- **Task objective**: Return all of the data that follows precisely, leaving every image out.

#### Exercise material

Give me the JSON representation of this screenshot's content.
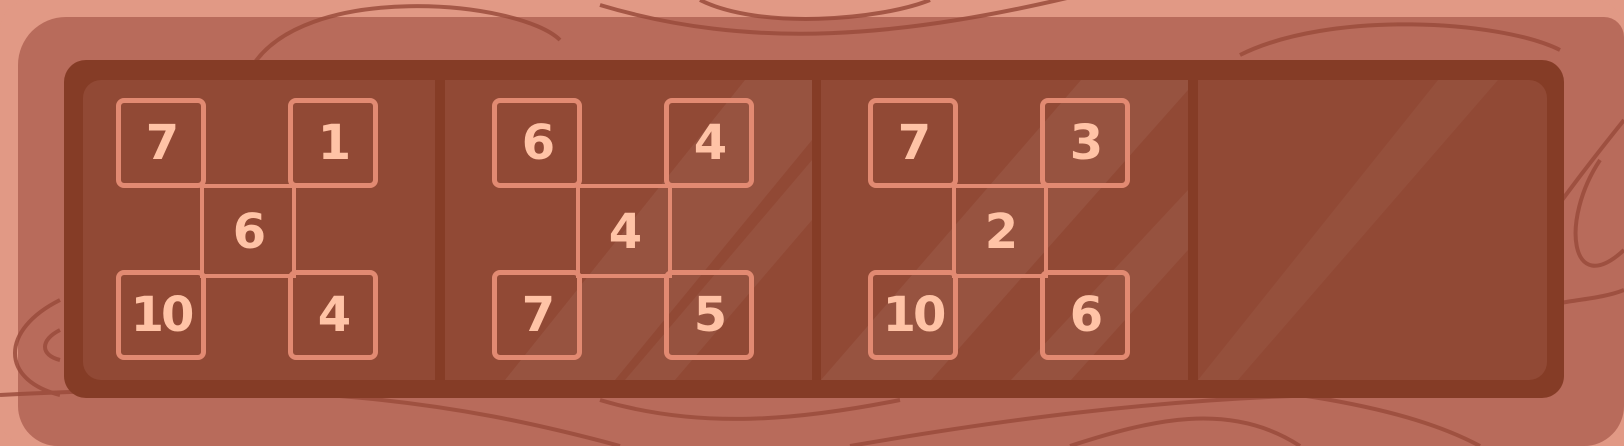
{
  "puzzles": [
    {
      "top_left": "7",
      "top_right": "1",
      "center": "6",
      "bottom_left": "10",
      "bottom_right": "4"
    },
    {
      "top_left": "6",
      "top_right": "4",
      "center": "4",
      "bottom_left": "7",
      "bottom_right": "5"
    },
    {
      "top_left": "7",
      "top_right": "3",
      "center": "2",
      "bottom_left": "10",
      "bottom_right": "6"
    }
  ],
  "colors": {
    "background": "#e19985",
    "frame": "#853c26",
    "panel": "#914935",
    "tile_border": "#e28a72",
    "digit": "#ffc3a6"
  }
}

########

- **Output of the task**:
Give me the JSON representation of this screenshot's content.
{
  "puzzles": [
    {
      "top_left": "7",
      "top_right": "1",
      "center": "6",
      "bottom_left": "10",
      "bottom_right": "4"
    },
    {
      "top_left": "6",
      "top_right": "4",
      "center": "4",
      "bottom_left": "7",
      "bottom_right": "5"
    },
    {
      "top_left": "7",
      "top_right": "3",
      "center": "2",
      "bottom_left": "10",
      "bottom_right": "6"
    }
  ],
  "colors": {
    "background": "#e19985",
    "frame": "#853c26",
    "panel": "#914935",
    "tile_border": "#e28a72",
    "digit": "#ffc3a6"
  }
}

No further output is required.